- GIVEN DATA
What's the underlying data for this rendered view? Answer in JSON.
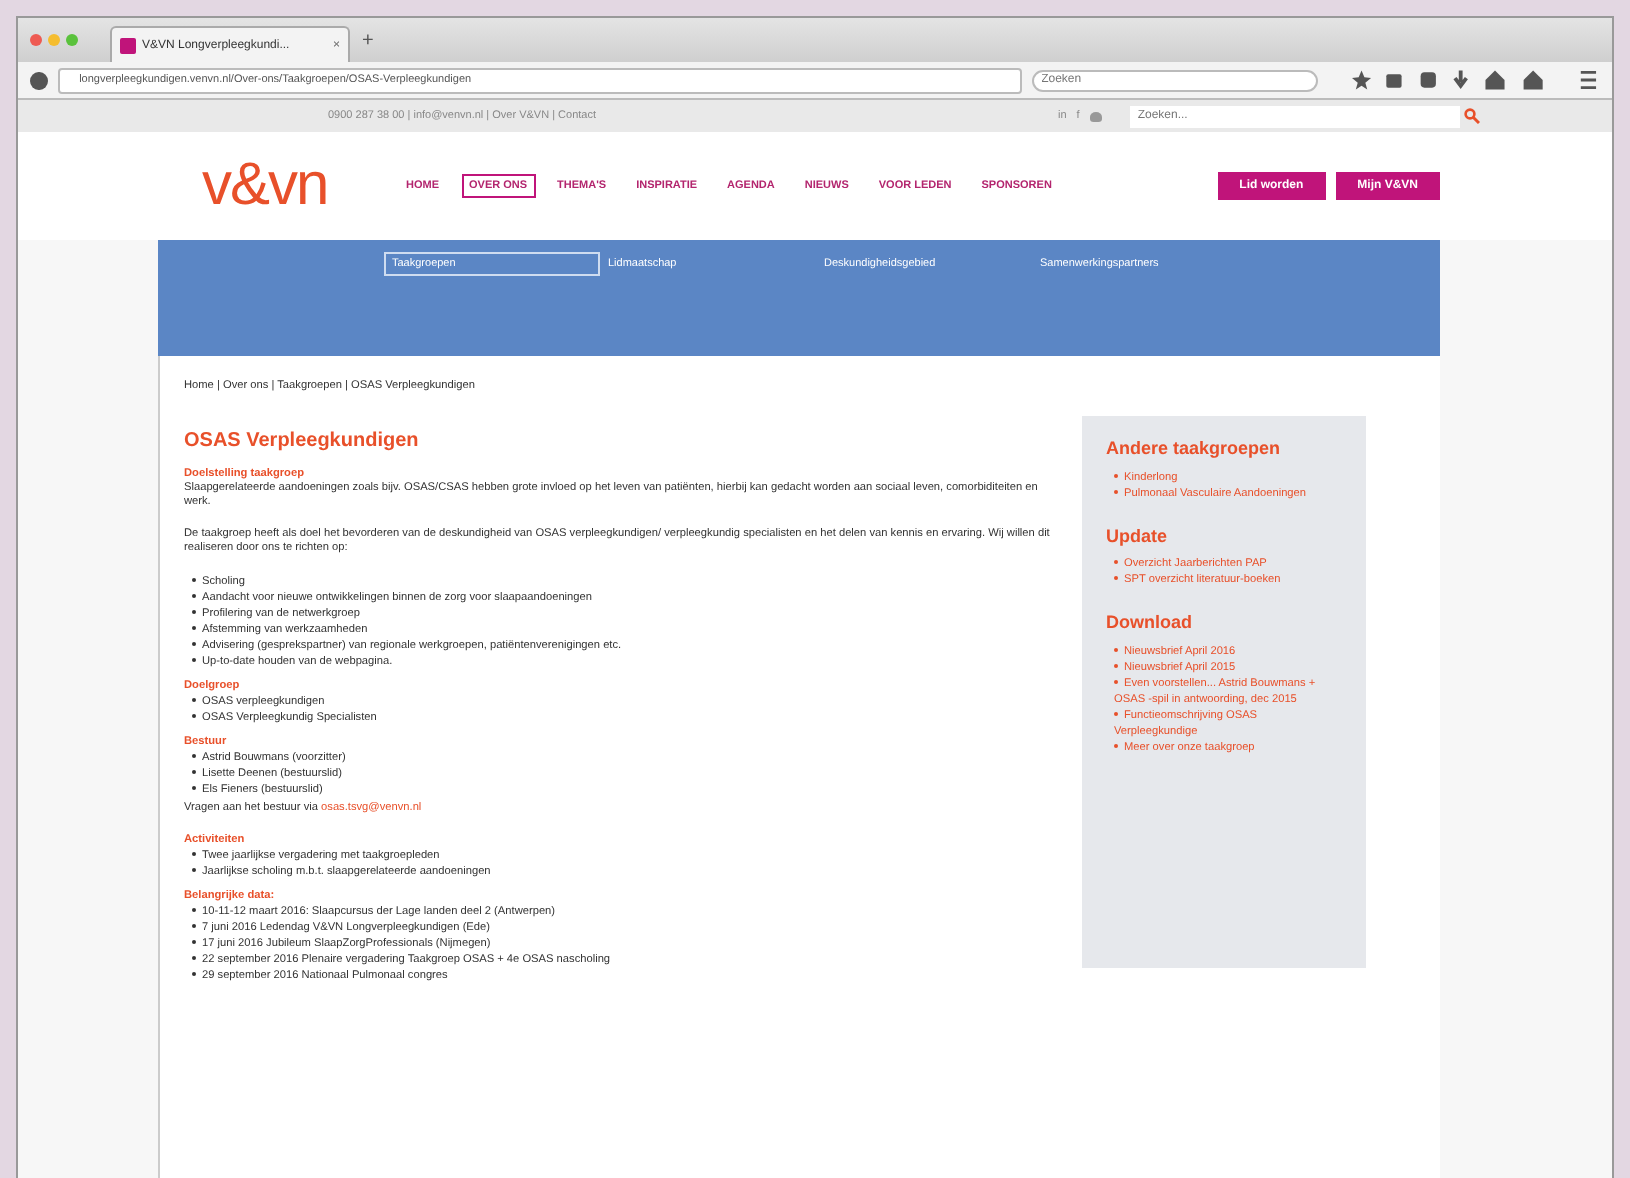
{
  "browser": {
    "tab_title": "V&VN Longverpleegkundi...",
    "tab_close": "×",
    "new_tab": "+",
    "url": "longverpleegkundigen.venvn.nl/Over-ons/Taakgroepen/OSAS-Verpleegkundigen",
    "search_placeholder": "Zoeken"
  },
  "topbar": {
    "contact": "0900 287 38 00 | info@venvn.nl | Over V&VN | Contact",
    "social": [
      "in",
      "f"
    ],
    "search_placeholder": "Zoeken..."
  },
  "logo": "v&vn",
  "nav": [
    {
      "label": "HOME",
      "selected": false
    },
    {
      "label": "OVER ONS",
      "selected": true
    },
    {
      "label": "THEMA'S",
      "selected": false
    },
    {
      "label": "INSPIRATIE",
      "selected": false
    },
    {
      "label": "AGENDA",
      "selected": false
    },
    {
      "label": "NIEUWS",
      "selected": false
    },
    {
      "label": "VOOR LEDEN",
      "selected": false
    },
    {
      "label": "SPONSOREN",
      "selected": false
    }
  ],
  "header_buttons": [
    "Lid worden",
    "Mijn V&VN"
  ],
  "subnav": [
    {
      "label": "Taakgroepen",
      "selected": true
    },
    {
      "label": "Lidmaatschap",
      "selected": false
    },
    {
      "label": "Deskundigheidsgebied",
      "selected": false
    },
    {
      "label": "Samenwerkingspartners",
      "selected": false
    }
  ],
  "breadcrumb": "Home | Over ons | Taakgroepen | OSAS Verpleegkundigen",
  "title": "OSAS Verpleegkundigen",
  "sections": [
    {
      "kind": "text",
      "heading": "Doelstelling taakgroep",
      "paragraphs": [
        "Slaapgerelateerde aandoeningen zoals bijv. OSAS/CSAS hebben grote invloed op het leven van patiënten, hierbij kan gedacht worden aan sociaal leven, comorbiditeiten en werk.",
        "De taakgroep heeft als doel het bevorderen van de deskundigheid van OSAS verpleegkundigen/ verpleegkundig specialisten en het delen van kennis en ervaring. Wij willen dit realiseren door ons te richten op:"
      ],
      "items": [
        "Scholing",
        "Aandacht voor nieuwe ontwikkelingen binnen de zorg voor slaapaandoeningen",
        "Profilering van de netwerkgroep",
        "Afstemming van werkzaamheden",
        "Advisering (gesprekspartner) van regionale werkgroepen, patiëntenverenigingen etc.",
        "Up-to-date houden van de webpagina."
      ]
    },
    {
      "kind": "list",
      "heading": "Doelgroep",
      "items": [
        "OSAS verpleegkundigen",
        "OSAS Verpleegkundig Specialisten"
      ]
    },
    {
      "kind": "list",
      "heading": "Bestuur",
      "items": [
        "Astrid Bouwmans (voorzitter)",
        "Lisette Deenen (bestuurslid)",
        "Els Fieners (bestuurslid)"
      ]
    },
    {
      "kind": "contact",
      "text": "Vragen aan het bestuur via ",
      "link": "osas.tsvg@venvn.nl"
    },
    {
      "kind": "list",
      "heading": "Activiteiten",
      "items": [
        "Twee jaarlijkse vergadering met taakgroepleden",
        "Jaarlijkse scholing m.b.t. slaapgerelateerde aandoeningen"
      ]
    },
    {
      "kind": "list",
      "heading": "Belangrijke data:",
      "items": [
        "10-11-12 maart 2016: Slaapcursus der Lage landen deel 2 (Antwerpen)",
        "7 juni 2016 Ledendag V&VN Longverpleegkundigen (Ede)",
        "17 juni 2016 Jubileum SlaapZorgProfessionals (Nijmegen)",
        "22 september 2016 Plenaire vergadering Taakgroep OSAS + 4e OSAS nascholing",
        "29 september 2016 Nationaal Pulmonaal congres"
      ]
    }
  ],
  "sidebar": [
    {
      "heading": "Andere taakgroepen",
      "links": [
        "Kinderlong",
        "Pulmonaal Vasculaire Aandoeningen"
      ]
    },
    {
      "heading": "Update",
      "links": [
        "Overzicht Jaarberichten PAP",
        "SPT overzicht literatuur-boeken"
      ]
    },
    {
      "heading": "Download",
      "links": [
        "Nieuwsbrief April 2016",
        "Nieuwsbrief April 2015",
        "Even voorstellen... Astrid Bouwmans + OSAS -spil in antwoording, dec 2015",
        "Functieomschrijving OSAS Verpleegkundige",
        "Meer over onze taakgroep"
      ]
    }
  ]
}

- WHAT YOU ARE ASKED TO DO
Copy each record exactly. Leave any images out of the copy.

- PROBLEM SOLUTION
What's the underlying data for this rendered view? Answer in JSON.
{
  "browser": {
    "tab_title": "V&VN Longverpleegkundi...",
    "tab_close": "×",
    "new_tab": "+",
    "url": "longverpleegkundigen.venvn.nl/Over-ons/Taakgroepen/OSAS-Verpleegkundigen",
    "search_placeholder": "Zoeken"
  },
  "topbar": {
    "contact": "0900 287 38 00 | info@venvn.nl | Over V&VN | Contact",
    "social": [
      "in",
      "f"
    ],
    "search_placeholder": "Zoeken..."
  },
  "logo": "v&vn",
  "nav": [
    {
      "label": "HOME",
      "selected": false
    },
    {
      "label": "OVER ONS",
      "selected": true
    },
    {
      "label": "THEMA'S",
      "selected": false
    },
    {
      "label": "INSPIRATIE",
      "selected": false
    },
    {
      "label": "AGENDA",
      "selected": false
    },
    {
      "label": "NIEUWS",
      "selected": false
    },
    {
      "label": "VOOR LEDEN",
      "selected": false
    },
    {
      "label": "SPONSOREN",
      "selected": false
    }
  ],
  "header_buttons": [
    "Lid worden",
    "Mijn V&VN"
  ],
  "subnav": [
    {
      "label": "Taakgroepen",
      "selected": true
    },
    {
      "label": "Lidmaatschap",
      "selected": false
    },
    {
      "label": "Deskundigheidsgebied",
      "selected": false
    },
    {
      "label": "Samenwerkingspartners",
      "selected": false
    }
  ],
  "breadcrumb": "Home | Over ons | Taakgroepen | OSAS Verpleegkundigen",
  "title": "OSAS Verpleegkundigen",
  "sections": [
    {
      "kind": "text",
      "heading": "Doelstelling taakgroep",
      "paragraphs": [
        "Slaapgerelateerde aandoeningen zoals bijv. OSAS/CSAS hebben grote invloed op het leven van patiënten, hierbij kan gedacht worden aan sociaal leven, comorbiditeiten en werk.",
        "De taakgroep heeft als doel het bevorderen van de deskundigheid van OSAS verpleegkundigen/ verpleegkundig specialisten en het delen van kennis en ervaring. Wij willen dit realiseren door ons te richten op:"
      ],
      "items": [
        "Scholing",
        "Aandacht voor nieuwe ontwikkelingen binnen de zorg voor slaapaandoeningen",
        "Profilering van de netwerkgroep",
        "Afstemming van werkzaamheden",
        "Advisering (gesprekspartner) van regionale werkgroepen, patiëntenverenigingen etc.",
        "Up-to-date houden van de webpagina."
      ]
    },
    {
      "kind": "list",
      "heading": "Doelgroep",
      "items": [
        "OSAS verpleegkundigen",
        "OSAS Verpleegkundig Specialisten"
      ]
    },
    {
      "kind": "list",
      "heading": "Bestuur",
      "items": [
        "Astrid Bouwmans (voorzitter)",
        "Lisette Deenen (bestuurslid)",
        "Els Fieners (bestuurslid)"
      ]
    },
    {
      "kind": "contact",
      "text": "Vragen aan het bestuur via ",
      "link": "osas.tsvg@venvn.nl"
    },
    {
      "kind": "list",
      "heading": "Activiteiten",
      "items": [
        "Twee jaarlijkse vergadering met taakgroepleden",
        "Jaarlijkse scholing m.b.t. slaapgerelateerde aandoeningen"
      ]
    },
    {
      "kind": "list",
      "heading": "Belangrijke data:",
      "items": [
        "10-11-12 maart 2016: Slaapcursus der Lage landen deel 2 (Antwerpen)",
        "7 juni 2016 Ledendag V&VN Longverpleegkundigen (Ede)",
        "17 juni 2016 Jubileum SlaapZorgProfessionals (Nijmegen)",
        "22 september 2016 Plenaire vergadering Taakgroep OSAS + 4e OSAS nascholing",
        "29 september 2016 Nationaal Pulmonaal congres"
      ]
    }
  ],
  "sidebar": [
    {
      "heading": "Andere taakgroepen",
      "links": [
        "Kinderlong",
        "Pulmonaal Vasculaire Aandoeningen"
      ]
    },
    {
      "heading": "Update",
      "links": [
        "Overzicht Jaarberichten PAP",
        "SPT overzicht literatuur-boeken"
      ]
    },
    {
      "heading": "Download",
      "links": [
        "Nieuwsbrief April 2016",
        "Nieuwsbrief April 2015",
        "Even voorstellen... Astrid Bouwmans + OSAS -spil in antwoording, dec 2015",
        "Functieomschrijving OSAS Verpleegkundige",
        "Meer over onze taakgroep"
      ]
    }
  ]
}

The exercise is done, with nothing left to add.